The second is a book and questionnaire called Strengths Finder by Tom Rath. This is a model for discovering your strengths or talents. The premise of the book is that many development programmes at work focus on your weaknesses – ‘you’re not very good at negotiating so let’s send you on a course’. This, the book suggests, is not an efficient way to increase productivity and make people better at their jobs – the way to do that is to get people to focus on what they’re naturally good at: to focus on their strengths. There is a questionnaire that you take online alongside reading the book that tells you your top 5 strengths (out of 34). One of the things I like about Strengths Finder is that the likelihood that you’ll meet someone else with exactly the same 5 strengths as you are really slim (unlike Myers-Briggs in which you are one of just 16 personality types). The book contains examples of each strength operating in all sorts of people from nuns to marketing directors. I took the strengths questionnaire a few years ago and the results really helped me to understand myself better and what makes me tick.
The Strengths Finder is a secular business development programme but has resonances, I think, with Christian spirituality. Some of your strengths will directly correspond to your God given gifts – those talents that you were born with and also those spiritual gifts that have grown in you. We Brits are incredibly self-deprecating and we often focus on what we’re not good at. The Strengths Finder enables you to acknowledge ‘actually – I’m quite good at that!’
So these two things have helped, I think, in my discernment journey into realising that God was calling me to ordained ministry. My full vocation story is a lot messier than I’ve made out here.
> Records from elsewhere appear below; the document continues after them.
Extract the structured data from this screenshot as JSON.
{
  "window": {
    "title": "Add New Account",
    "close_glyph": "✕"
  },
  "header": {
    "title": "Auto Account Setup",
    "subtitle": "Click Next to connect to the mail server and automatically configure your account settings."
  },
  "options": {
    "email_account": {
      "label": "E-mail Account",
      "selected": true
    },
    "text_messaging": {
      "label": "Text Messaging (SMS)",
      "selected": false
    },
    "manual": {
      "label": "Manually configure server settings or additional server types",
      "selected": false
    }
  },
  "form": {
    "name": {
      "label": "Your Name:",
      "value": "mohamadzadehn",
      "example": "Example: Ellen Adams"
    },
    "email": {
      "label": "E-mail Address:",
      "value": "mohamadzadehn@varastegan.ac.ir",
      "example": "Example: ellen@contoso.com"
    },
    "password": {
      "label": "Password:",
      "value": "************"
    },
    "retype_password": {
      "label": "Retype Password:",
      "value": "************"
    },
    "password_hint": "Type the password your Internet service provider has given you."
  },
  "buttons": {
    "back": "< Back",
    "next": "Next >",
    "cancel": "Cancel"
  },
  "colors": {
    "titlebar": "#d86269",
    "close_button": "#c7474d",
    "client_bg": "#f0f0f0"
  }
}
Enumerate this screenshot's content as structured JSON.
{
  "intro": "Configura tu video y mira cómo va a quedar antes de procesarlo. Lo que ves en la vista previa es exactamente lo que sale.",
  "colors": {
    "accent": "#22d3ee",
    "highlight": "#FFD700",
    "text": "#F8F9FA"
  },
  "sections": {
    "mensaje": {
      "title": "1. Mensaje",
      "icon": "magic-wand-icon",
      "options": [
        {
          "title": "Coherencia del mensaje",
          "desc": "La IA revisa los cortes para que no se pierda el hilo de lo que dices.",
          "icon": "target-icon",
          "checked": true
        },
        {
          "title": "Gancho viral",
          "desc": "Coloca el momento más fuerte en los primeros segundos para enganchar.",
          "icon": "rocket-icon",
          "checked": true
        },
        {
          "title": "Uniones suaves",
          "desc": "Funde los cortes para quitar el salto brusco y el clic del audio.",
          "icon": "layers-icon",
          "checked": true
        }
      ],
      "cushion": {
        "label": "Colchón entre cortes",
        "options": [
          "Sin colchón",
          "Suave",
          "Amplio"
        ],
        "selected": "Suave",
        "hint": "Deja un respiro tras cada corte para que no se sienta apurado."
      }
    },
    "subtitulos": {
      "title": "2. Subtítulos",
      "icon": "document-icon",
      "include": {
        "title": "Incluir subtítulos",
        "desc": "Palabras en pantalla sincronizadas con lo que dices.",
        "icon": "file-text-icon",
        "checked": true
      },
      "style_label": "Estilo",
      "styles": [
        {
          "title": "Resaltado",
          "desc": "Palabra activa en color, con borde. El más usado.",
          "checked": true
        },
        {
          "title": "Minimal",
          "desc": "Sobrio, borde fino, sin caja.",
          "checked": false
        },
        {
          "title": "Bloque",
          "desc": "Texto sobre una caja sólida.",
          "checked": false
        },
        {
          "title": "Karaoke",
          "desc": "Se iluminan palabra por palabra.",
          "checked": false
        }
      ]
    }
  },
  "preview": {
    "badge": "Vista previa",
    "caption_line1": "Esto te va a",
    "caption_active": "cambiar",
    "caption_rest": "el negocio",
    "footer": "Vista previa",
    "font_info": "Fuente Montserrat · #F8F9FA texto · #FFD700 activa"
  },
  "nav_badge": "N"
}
Discerning God’s will is really quite a murky business but I wanted to share a couple of practical things to do that might help – they’re not magic bullets – but if you work through them prayerfully God will speak to you.
I would encourage you, if you are unsure of your calling, to try out one or both of these things I’ve suggested and pray for God to reveal more to you about who he made you to be.